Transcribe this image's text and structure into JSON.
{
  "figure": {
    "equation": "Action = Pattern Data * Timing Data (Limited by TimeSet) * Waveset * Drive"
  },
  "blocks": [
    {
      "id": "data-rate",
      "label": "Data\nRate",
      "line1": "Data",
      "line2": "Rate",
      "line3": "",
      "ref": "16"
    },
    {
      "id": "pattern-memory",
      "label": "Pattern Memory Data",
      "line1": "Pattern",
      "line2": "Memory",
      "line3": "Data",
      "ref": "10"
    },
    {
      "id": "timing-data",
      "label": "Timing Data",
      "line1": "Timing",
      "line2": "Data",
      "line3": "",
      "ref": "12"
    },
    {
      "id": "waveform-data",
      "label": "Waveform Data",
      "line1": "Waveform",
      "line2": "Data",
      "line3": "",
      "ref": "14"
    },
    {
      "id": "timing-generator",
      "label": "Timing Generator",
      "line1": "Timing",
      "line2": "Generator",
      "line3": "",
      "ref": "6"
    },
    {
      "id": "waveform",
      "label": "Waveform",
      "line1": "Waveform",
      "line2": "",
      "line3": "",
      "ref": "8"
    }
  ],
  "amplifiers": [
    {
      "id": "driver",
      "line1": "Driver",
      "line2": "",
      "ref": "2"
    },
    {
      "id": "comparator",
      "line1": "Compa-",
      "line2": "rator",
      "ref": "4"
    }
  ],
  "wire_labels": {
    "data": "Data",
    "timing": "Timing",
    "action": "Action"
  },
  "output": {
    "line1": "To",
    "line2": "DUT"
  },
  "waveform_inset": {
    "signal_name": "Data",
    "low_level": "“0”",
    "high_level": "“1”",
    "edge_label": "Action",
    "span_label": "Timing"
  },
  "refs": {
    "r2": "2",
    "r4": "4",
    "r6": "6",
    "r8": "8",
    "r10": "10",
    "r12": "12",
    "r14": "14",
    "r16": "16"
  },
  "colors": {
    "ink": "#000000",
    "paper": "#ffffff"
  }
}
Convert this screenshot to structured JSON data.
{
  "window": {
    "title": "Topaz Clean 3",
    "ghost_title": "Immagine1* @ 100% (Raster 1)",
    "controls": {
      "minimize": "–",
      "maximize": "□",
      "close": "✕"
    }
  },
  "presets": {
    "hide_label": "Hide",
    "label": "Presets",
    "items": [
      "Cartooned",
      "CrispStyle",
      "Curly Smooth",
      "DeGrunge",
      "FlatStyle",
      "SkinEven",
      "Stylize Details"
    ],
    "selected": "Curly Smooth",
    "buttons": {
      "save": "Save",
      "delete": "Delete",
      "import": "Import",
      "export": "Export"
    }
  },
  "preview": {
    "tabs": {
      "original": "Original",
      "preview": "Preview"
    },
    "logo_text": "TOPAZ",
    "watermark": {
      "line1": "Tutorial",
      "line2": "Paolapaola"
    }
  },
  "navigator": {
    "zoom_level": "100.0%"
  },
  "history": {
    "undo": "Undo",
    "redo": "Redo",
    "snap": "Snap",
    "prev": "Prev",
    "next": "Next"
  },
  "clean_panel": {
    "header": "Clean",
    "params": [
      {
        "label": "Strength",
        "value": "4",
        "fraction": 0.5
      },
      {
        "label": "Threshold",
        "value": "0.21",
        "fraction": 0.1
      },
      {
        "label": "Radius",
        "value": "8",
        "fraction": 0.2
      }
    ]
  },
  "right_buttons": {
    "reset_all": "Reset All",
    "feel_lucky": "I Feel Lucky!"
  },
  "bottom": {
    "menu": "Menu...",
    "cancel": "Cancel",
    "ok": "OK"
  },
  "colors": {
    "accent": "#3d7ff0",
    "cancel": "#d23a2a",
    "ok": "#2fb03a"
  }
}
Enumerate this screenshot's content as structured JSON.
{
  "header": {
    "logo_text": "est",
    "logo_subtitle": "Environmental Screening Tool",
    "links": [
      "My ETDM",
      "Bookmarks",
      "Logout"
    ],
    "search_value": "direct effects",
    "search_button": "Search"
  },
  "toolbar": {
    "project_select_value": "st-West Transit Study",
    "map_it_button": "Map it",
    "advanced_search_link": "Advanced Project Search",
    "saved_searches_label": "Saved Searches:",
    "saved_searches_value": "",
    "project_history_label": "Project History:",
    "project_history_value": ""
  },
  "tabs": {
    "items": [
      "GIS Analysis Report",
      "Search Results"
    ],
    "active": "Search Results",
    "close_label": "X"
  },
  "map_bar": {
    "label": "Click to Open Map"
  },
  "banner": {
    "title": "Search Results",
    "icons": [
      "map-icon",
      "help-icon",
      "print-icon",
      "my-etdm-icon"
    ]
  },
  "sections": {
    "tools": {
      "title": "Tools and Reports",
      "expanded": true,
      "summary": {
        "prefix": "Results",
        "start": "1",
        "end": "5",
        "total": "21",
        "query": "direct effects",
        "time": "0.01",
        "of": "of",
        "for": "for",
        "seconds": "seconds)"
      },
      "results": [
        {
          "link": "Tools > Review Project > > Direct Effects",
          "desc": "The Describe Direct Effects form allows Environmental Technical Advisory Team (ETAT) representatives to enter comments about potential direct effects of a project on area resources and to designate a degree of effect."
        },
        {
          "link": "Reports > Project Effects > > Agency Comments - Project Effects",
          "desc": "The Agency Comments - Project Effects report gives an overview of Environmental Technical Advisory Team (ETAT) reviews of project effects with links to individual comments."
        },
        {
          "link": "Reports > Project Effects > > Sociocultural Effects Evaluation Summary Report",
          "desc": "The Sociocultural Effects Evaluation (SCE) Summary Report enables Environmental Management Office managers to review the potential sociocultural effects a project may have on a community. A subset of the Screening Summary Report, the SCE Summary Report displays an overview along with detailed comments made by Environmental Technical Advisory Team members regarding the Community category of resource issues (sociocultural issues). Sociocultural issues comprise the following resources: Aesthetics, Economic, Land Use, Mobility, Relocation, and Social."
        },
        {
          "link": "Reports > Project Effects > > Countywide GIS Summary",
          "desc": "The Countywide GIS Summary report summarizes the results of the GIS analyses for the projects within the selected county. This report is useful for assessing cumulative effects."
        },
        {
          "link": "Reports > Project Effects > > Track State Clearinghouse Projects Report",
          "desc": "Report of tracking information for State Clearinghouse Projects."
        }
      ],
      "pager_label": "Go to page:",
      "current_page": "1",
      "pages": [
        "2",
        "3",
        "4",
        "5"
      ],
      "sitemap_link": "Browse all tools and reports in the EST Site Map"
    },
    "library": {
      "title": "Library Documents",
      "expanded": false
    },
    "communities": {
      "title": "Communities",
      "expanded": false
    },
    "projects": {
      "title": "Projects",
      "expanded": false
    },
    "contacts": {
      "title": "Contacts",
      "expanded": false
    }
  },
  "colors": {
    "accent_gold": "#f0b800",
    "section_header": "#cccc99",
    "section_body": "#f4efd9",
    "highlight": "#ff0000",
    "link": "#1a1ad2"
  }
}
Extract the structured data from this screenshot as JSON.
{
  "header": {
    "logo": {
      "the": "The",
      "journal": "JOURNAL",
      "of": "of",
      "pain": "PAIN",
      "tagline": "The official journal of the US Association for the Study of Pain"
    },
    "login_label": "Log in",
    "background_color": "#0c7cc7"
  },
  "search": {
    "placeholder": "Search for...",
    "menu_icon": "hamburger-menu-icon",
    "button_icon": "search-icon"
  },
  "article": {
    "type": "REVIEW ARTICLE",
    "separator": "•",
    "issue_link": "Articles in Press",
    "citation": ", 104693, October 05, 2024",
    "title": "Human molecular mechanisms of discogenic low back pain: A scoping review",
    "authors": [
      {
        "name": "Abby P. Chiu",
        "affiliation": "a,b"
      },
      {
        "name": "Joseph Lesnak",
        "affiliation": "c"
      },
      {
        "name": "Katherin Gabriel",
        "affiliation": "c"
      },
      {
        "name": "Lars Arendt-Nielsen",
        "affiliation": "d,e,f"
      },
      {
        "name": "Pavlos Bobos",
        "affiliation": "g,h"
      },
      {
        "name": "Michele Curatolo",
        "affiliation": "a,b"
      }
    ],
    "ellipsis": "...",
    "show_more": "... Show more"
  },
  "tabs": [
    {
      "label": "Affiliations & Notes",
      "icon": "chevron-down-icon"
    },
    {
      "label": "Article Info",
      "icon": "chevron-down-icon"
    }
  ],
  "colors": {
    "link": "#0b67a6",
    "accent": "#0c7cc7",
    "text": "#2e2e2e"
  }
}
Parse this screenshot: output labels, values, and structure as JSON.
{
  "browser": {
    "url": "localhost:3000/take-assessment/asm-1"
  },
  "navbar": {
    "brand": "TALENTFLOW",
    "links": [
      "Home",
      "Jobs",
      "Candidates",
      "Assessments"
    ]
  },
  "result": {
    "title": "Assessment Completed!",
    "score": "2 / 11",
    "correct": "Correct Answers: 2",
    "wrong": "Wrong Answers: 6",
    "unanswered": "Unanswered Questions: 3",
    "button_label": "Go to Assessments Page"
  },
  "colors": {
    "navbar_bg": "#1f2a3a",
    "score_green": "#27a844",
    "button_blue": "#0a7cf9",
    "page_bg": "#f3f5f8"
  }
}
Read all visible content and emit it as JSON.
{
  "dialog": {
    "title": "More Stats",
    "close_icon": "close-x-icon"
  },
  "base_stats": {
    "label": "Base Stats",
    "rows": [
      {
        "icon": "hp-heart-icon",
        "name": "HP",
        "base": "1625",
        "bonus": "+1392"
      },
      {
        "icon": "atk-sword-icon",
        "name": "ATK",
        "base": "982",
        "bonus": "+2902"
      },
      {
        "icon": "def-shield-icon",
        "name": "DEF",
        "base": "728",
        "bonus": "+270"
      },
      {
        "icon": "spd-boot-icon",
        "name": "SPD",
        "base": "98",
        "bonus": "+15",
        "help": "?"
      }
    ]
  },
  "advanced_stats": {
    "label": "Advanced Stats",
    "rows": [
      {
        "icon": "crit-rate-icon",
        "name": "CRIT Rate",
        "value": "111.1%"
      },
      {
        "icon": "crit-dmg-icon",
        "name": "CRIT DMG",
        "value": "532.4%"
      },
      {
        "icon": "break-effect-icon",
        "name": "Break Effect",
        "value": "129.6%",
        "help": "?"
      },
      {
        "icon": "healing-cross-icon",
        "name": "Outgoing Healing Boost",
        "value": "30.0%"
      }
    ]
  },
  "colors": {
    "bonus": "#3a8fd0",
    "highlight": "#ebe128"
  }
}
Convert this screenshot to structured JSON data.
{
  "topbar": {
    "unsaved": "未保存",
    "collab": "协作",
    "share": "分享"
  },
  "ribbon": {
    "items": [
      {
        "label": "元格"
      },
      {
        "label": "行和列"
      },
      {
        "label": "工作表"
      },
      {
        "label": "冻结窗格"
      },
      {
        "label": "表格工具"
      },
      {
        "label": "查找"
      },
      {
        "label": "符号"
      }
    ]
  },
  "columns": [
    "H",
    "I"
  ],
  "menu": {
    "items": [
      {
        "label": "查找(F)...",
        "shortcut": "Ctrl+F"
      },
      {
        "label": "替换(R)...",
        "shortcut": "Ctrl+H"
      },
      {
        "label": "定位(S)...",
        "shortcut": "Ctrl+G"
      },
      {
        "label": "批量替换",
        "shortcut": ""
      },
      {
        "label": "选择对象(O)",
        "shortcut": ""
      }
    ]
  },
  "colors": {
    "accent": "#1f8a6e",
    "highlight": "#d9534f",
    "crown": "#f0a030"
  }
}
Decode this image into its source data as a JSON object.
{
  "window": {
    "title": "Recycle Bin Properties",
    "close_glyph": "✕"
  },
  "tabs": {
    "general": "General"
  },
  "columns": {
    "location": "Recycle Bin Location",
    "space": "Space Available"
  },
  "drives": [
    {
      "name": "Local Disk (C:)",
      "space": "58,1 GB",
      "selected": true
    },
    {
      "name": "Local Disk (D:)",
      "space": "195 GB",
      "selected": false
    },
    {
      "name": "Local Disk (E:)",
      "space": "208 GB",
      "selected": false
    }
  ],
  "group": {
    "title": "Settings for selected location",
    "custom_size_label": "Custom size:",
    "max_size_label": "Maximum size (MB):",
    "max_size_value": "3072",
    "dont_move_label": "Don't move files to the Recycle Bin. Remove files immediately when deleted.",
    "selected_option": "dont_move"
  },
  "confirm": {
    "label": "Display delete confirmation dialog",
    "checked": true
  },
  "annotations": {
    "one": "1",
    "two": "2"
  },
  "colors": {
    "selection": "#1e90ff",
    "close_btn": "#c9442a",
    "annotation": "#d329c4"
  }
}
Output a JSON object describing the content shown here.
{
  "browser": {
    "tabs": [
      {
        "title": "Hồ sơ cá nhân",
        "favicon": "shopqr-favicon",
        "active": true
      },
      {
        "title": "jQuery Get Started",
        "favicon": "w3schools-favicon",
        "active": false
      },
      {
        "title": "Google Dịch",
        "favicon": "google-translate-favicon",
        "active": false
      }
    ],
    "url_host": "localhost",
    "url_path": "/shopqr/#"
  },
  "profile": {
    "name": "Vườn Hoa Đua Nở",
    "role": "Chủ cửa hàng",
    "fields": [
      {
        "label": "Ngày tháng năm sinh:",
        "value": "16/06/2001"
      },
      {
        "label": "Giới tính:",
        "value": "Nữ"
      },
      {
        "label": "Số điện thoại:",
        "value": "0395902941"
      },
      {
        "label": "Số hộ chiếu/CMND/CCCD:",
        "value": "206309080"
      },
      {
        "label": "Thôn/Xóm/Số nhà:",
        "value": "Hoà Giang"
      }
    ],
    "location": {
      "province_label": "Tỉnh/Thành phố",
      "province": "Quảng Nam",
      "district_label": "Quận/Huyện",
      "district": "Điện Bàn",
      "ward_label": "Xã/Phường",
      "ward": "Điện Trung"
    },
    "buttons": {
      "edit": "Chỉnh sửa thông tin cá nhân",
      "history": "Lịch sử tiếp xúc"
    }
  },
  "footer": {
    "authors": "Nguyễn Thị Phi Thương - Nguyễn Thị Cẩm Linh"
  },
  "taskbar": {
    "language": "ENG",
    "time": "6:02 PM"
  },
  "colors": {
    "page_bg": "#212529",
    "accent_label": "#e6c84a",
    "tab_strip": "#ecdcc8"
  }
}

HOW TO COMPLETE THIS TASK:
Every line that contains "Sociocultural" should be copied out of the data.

WRITTEN RESPONSE:
          "link": "Reports > Project Effects > > Sociocultural Effects Evaluation Summary Report",
          "desc": "The Sociocultural Effects Evaluation (SCE) Summary Report enables Environmental Management Office managers to review the potential sociocultural effects a project may have on a community. A subset of the Screening Summary Report, the SCE Summary Report displays an overview along with detailed comments made by Environmental Technical Advisory Team members regarding the Community category of resource issues (sociocultural issues). Sociocultural issues comprise the following resources: Aesthetics, Economic, Land Use, Mobility, Relocation, and Social."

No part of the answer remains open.